━━━━━ Study material
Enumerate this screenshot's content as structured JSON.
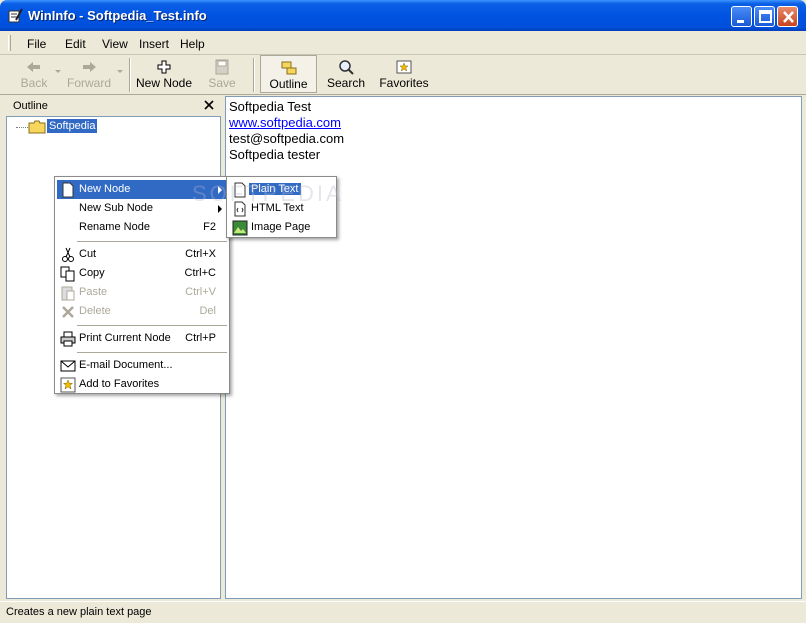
{
  "window": {
    "title": "WinInfo - Softpedia_Test.info"
  },
  "menubar": {
    "items": [
      {
        "label": "File"
      },
      {
        "label": "Edit"
      },
      {
        "label": "View"
      },
      {
        "label": "Insert"
      },
      {
        "label": "Help"
      }
    ]
  },
  "toolbar": {
    "back": "Back",
    "forward": "Forward",
    "new_node": "New Node",
    "save": "Save",
    "outline": "Outline",
    "search": "Search",
    "favorites": "Favorites"
  },
  "outline": {
    "header": "Outline",
    "root_node": "Softpedia"
  },
  "content": {
    "lines": [
      "Softpedia Test",
      "www.softpedia.com",
      "test@softpedia.com",
      "Softpedia tester"
    ]
  },
  "context_menu": {
    "new_node": "New Node",
    "new_sub_node": "New Sub Node",
    "rename_node": "Rename Node",
    "rename_shortcut": "F2",
    "cut": "Cut",
    "cut_shortcut": "Ctrl+X",
    "copy": "Copy",
    "copy_shortcut": "Ctrl+C",
    "paste": "Paste",
    "paste_shortcut": "Ctrl+V",
    "delete": "Delete",
    "delete_shortcut": "Del",
    "print": "Print Current Node",
    "print_shortcut": "Ctrl+P",
    "email": "E-mail Document...",
    "favorites": "Add to Favorites"
  },
  "submenu": {
    "plain_text": "Plain Text",
    "html_text": "HTML Text",
    "image_page": "Image Page"
  },
  "statusbar": {
    "text": "Creates a new plain text page"
  },
  "watermark": "SOFTPEDIA",
  "colors": {
    "titlebar": "#0053e1",
    "selection": "#316ac5",
    "link": "#0000ff",
    "face": "#ece9d8"
  }
}
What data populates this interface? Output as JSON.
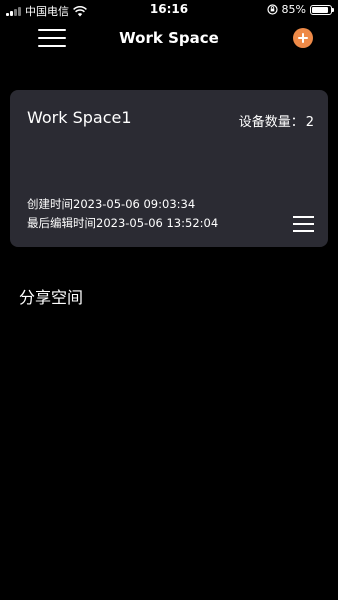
{
  "status_bar": {
    "carrier": "中国电信",
    "time": "16:16",
    "battery": "85%"
  },
  "nav": {
    "title": "Work Space"
  },
  "workspace_card": {
    "name": "Work Space1",
    "device_count_label": "设备数量：",
    "device_count": "2",
    "created_label": "创建时间",
    "created_time": "2023-05-06 09:03:34",
    "edited_label": "最后编辑时间",
    "edited_time": "2023-05-06 13:52:04"
  },
  "shared": {
    "heading": "分享空间"
  },
  "colors": {
    "accent": "#ee8a48",
    "card_bg": "#2b2b33",
    "page_bg": "#000000"
  }
}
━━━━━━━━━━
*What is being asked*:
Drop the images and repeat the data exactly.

*Exercise result*:
Enumerate this screenshot's content as structured JSON.
{
  "window": {
    "title": "WinInfo - Softpedia_Test.info"
  },
  "menubar": {
    "items": [
      {
        "label": "File"
      },
      {
        "label": "Edit"
      },
      {
        "label": "View"
      },
      {
        "label": "Insert"
      },
      {
        "label": "Help"
      }
    ]
  },
  "toolbar": {
    "back": "Back",
    "forward": "Forward",
    "new_node": "New Node",
    "save": "Save",
    "outline": "Outline",
    "search": "Search",
    "favorites": "Favorites"
  },
  "outline": {
    "header": "Outline",
    "root_node": "Softpedia"
  },
  "content": {
    "lines": [
      "Softpedia Test",
      "www.softpedia.com",
      "test@softpedia.com",
      "Softpedia tester"
    ]
  },
  "context_menu": {
    "new_node": "New Node",
    "new_sub_node": "New Sub Node",
    "rename_node": "Rename Node",
    "rename_shortcut": "F2",
    "cut": "Cut",
    "cut_shortcut": "Ctrl+X",
    "copy": "Copy",
    "copy_shortcut": "Ctrl+C",
    "paste": "Paste",
    "paste_shortcut": "Ctrl+V",
    "delete": "Delete",
    "delete_shortcut": "Del",
    "print": "Print Current Node",
    "print_shortcut": "Ctrl+P",
    "email": "E-mail Document...",
    "favorites": "Add to Favorites"
  },
  "submenu": {
    "plain_text": "Plain Text",
    "html_text": "HTML Text",
    "image_page": "Image Page"
  },
  "statusbar": {
    "text": "Creates a new plain text page"
  },
  "watermark": "SOFTPEDIA",
  "colors": {
    "titlebar": "#0053e1",
    "selection": "#316ac5",
    "link": "#0000ff",
    "face": "#ece9d8"
  }
}
What data populates this interface? Output as JSON.
{
  "status_bar": {
    "carrier": "中国电信",
    "time": "16:16",
    "battery": "85%"
  },
  "nav": {
    "title": "Work Space"
  },
  "workspace_card": {
    "name": "Work Space1",
    "device_count_label": "设备数量：",
    "device_count": "2",
    "created_label": "创建时间",
    "created_time": "2023-05-06 09:03:34",
    "edited_label": "最后编辑时间",
    "edited_time": "2023-05-06 13:52:04"
  },
  "shared": {
    "heading": "分享空间"
  },
  "colors": {
    "accent": "#ee8a48",
    "card_bg": "#2b2b33",
    "page_bg": "#000000"
  }
}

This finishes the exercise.